Illustrated by Rob Dunlavey.
Random House Studio. 2023
First off, I must admit that we, at the Nonfiction Detectives, are colossal fans of Melissa Stewart. As a nonfiction writer, her talent to bring facts to life without overwhelming readers is a true gift. She makes our job as a librarians easier because we can trust the book we hand a curious reader. We know they will be able to absorb the information while also just enjoying the narrative. Thank you, Melissa!
In her newest, Whale Fall, Stewart asks readers to imagine what happens after a whale dies.
“It’s massive body silently sinks down, down, through the inky darkness, finally coming to rest on the soft, silty seafloor.”
From there, the decomposing body offers “the deep-sea denizen, the hundred of species and millions of creatures” shelter and sustenance for over fifty years.
In her author’s note, Stewart explains that scientists had no idea that whale fall communities existed until they discovered one off the coast of California in 1987. Studying the sites, scientists have identified more than 500 different species that live on or around whale falls.
Dunlavey’s lush illustrations, created using watercolor, mixed media, and digital tools, mirror the text. In some scenes, especially when you are looking up through many miles of ocean and you see the shadow of the whale overhead, you feel like you are actually a part of the book, standing at the bottom of the ocean with sea life all around you.
This informational picture book is perfect to share with readers, regardless of age, who are curious about the ocean…and spark those who have yet to take the plunge.
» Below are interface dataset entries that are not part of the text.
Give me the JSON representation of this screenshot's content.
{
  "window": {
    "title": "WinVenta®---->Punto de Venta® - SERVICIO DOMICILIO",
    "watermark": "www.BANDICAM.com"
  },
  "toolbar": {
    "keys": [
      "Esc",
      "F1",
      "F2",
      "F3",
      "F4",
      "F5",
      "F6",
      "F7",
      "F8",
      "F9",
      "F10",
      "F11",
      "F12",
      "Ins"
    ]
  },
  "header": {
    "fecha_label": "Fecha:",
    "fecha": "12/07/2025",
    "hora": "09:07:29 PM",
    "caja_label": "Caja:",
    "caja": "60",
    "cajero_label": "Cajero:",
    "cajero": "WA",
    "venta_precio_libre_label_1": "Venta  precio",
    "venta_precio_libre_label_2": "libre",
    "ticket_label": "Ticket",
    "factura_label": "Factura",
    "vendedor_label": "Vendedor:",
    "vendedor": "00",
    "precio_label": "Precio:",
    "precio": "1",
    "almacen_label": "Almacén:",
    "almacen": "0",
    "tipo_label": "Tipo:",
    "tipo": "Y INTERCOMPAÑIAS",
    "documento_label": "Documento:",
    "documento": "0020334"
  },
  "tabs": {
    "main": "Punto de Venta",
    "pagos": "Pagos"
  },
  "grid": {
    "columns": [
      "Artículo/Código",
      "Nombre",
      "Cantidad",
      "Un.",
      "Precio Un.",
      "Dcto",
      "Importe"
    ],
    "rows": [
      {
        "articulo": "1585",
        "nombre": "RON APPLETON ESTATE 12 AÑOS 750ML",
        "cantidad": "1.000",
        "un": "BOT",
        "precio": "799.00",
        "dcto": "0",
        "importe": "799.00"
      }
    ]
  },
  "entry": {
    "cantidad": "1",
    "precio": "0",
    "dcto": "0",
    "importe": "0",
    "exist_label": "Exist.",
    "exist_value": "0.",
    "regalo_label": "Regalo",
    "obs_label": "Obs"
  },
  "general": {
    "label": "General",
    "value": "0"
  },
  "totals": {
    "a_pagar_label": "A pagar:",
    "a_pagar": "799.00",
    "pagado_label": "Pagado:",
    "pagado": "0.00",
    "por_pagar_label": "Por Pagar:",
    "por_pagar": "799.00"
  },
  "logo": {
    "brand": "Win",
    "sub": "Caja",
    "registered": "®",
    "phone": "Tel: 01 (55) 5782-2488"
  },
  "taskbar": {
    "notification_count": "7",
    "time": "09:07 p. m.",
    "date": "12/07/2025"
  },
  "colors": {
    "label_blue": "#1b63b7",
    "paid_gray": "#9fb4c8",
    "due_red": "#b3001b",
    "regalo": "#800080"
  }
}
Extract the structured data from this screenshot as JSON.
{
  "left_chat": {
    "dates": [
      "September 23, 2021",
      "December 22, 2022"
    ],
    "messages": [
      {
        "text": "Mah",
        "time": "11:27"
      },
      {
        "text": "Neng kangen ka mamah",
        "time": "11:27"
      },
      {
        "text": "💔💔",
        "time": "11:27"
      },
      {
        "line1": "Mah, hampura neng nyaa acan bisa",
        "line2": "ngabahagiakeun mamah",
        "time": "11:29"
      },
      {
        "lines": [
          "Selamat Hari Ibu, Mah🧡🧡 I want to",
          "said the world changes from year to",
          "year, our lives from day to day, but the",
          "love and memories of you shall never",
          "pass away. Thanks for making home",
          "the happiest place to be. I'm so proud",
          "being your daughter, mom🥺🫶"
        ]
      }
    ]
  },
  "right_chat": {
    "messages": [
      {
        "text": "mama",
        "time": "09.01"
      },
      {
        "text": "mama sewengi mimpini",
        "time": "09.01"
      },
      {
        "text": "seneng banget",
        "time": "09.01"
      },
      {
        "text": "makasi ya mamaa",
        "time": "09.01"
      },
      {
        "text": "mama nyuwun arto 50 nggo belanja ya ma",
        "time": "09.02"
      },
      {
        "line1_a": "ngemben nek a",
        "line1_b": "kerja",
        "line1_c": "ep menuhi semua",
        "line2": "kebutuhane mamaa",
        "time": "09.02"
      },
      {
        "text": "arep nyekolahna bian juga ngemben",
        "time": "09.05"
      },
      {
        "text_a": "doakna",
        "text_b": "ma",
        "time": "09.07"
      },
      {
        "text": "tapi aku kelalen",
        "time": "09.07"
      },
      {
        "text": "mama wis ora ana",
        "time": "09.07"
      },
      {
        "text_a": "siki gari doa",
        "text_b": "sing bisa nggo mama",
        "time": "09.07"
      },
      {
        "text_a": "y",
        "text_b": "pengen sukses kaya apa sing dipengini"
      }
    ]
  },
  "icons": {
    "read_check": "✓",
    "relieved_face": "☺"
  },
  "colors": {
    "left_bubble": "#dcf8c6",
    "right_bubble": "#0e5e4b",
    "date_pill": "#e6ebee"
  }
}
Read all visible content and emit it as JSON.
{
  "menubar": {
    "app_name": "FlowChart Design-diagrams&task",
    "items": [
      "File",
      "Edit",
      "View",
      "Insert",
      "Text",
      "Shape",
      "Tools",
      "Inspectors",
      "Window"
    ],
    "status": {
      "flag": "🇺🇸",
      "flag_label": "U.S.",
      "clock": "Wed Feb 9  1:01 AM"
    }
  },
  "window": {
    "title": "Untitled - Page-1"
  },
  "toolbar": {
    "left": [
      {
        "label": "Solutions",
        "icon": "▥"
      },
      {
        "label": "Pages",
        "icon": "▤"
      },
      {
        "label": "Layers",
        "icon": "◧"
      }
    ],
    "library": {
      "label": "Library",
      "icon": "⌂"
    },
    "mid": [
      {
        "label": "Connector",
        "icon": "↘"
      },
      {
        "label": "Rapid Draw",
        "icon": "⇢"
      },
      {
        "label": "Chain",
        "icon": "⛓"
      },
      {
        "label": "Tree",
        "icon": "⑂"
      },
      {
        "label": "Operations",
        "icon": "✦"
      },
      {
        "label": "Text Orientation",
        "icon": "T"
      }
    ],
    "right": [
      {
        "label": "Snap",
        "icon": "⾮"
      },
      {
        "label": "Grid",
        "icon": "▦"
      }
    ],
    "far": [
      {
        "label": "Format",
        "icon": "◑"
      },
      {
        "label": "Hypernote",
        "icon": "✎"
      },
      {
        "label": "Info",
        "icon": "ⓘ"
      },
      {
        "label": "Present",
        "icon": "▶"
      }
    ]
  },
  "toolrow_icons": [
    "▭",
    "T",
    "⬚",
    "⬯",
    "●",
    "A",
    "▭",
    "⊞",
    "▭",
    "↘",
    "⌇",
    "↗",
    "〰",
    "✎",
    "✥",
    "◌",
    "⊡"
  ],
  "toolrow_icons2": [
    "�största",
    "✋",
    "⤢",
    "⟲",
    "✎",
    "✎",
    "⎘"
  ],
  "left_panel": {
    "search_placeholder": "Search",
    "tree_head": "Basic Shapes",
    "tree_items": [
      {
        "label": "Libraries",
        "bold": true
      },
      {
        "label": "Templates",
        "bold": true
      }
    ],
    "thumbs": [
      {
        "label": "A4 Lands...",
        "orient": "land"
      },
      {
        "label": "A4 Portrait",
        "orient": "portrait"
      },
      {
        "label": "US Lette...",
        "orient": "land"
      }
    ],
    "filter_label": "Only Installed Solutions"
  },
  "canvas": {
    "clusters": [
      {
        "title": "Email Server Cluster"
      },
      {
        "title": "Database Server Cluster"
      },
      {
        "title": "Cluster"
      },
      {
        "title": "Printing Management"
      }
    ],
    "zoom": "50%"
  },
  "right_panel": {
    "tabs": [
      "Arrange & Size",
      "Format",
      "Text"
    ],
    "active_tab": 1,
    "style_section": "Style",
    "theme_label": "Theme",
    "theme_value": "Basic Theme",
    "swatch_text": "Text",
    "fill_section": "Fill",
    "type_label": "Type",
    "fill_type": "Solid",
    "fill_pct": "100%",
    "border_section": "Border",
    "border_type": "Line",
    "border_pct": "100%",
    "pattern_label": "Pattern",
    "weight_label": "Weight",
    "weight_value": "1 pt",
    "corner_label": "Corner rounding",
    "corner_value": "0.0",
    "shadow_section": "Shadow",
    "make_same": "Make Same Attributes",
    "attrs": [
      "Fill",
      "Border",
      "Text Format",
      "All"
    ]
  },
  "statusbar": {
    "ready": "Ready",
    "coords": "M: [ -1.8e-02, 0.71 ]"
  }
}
In addition to the author’s note, there is a section that identifies some whale fall species that includes illustrations of the species, scientific name, size, diet, predators, life span, and field notes. Selected sources, more books to explore is also included.